Q: Where did you grow up, and how did that influence your career path?
A: I grew up in Francistown, where I lived with my late uncle Moses Ngoni. He loved cooking. He was the self-made family chef and always wanted me by his side. His favorite meal of the day was breakfast. I remember him teaching me various egg recipes of which I grew to perfect.
After my Cambridge exams, I volunteered to work at Cresta Thapama hotel without pay. I worked in all the departments. The kitchen department was coincidentally last on the list and it turned out to be my favorite of the departments. I met my then mentor, Dominic Mazararu, who until today has seen me through all my years in the industry. I admired his work ethic in the kitchen, and have since applied the same to my kitchen management style.
Q: As a chef, how would you describe your relationship with food?
A: I have an extremely personal relationship with food, what I eat needs to be healthy but it must also be safe to eat. It is very difficult for me to trust anybody with the types of flavors I want in my food, but there are some, especially those I have trained that I trust. Eating as a chef is quite an experience, every time I eat, I feel like I am in a food tasting exam.
Q: You are involved in mentorship upcoming chefs, tell us about that?
A: I am very passionate about my career and want to be part of the growth of our industry. As a result, I take pride in helping others develop. Working with young chefs inspires me. I equip them with skills to bring fresh ideas into the kitchen.
Having worked in many kitchens in Botswana, as well as internationally as an apprentice, I met different types of chefs. I am able to quickly assess various personality characteristics as a result. I am fascinated by “bad characters“ because in most instances, having a bad attitude towards anything takes away your ability to fully understand it and apply yourself when the need arises. What I have grasped is that in some cases, it is not always an attitude issue. Career frustrations coupled with the pressure that come with long hours will if unattended, lead to a displeased individual.

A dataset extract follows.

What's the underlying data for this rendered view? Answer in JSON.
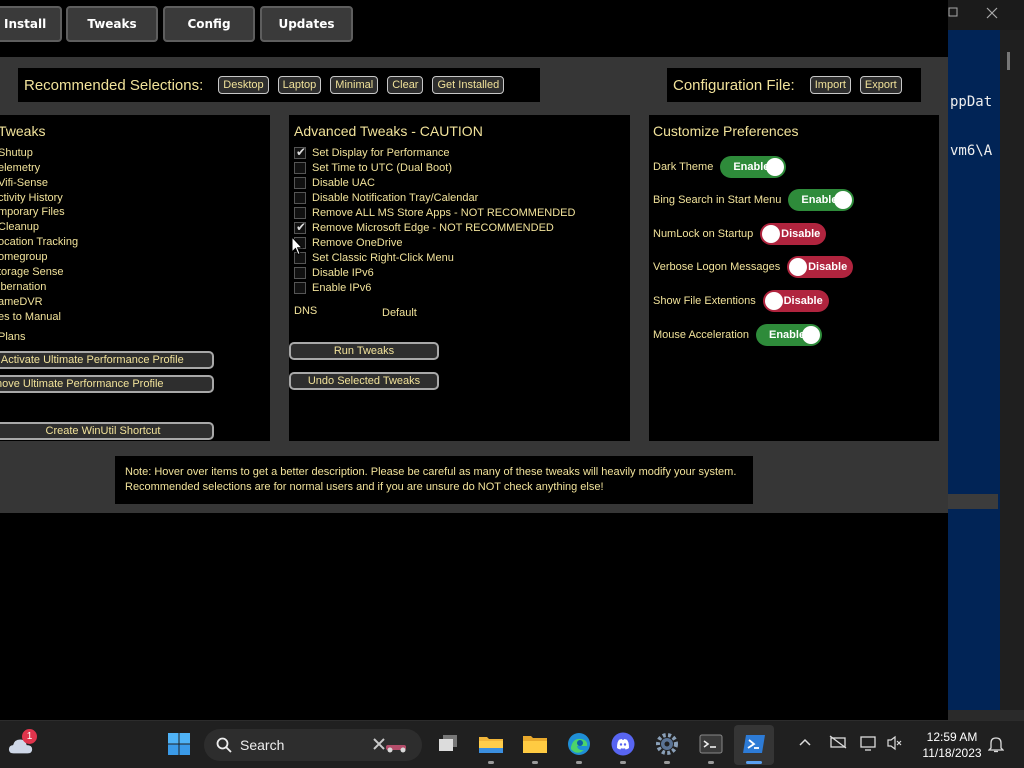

I have always struggled to go for the next big opportunity in my career; my natural instinct is to play it safe. I have been fortunate to be surrounded by people who believe in me and my abilities.
I never thought that I would be running two kitchens simultaneously someday, let alone teaching young chefs and in the process becoming a mentor to many.
Q: Winter is upon us, what are your go-to quick meals during this season?
A: I really enjoy soup. So, I would suggest Cream of butternut soup; potato and leek soup; as well as the classic minestrone soup. For more filling dishes I look to the Classic shepherd pie; Beef stroganoff; chicken and ham lasagna; and spicy lentil stew.
Q: What has been your biggest challenge during the COVID-19 Pandemic?
A: Diners stopped going to hotel restaurants, so there was no one to cook for and show off our skill.
Chefs are also losing their jobs, especially young chefs who I mentor. Further, because of social distancing, I am unable to regularly meet with them for the mentorship programmes.
Through food we’re able to have conversations about what’s going on in our country and how we can be a part of the solution. Food unites people. It is the center of every celebration and it is special.
Q: As a chef, does your family enjoy only gourmet meals?
A: This is a very difficult question. But the reality is, my job takes away the liberty to cook for my family because this profession requires one to work long hours. But whenever I get the chance, I do cook gourmet meals for my loved ones.
Q: Are there ground rules to healthy eating?
A: First, one needs to have a goal or a reason as to why they want to eat healthy. Once you know why you are doing it, it becomes easier to commit. And yes there are ground rules to follow, a few of them being, building healthy eating habits, drinking fat-free or low-fat milk and eating low-fat dairy products.
Q: During this COVID-19 pandemic, what immune boosting foods would you recommend?
A: Always make sure the food you eat is at ideal serving temperatures, hot food should be served at temperatures above 63 degrees to prevent bacteria growth. Food that is high in vitamin C such as kale, grapefruits, citrus fruits, broccoli, red pepper, fresh garlic and ginger, should be consumed regularly because they contain medicinal properties. Remember; only add garlic to your pot half way through cooking, that way the garlic maintains its health components.
Q: You were awarded Best Mentor at the Young Chef Olympiad in India in 2020. How do you feel about that?
A: This was without a doubt, the most defining moment of my career and I am forever thankful to the Gaborone College Of Culinary Arts for choosing me to represent them in their international affairs. Everyone needs a mentor, I have one too. My mentor helped me assess my strengths and weaknesses, as well as develop skills for success and a long-range career plan. I was given a fresh perspective, a new way of looking at a problems or issues.
I have always been passionate about developing young chefs in our country and I already have a pool of young chefs who I engage with, as well as others who hold positions of Head chefs, Sous chefs, Private Chefs etc. My interest is in training young chefs in the disciplinary code, because had it not for the discipline instilled in me, I would have definitely not made it this far.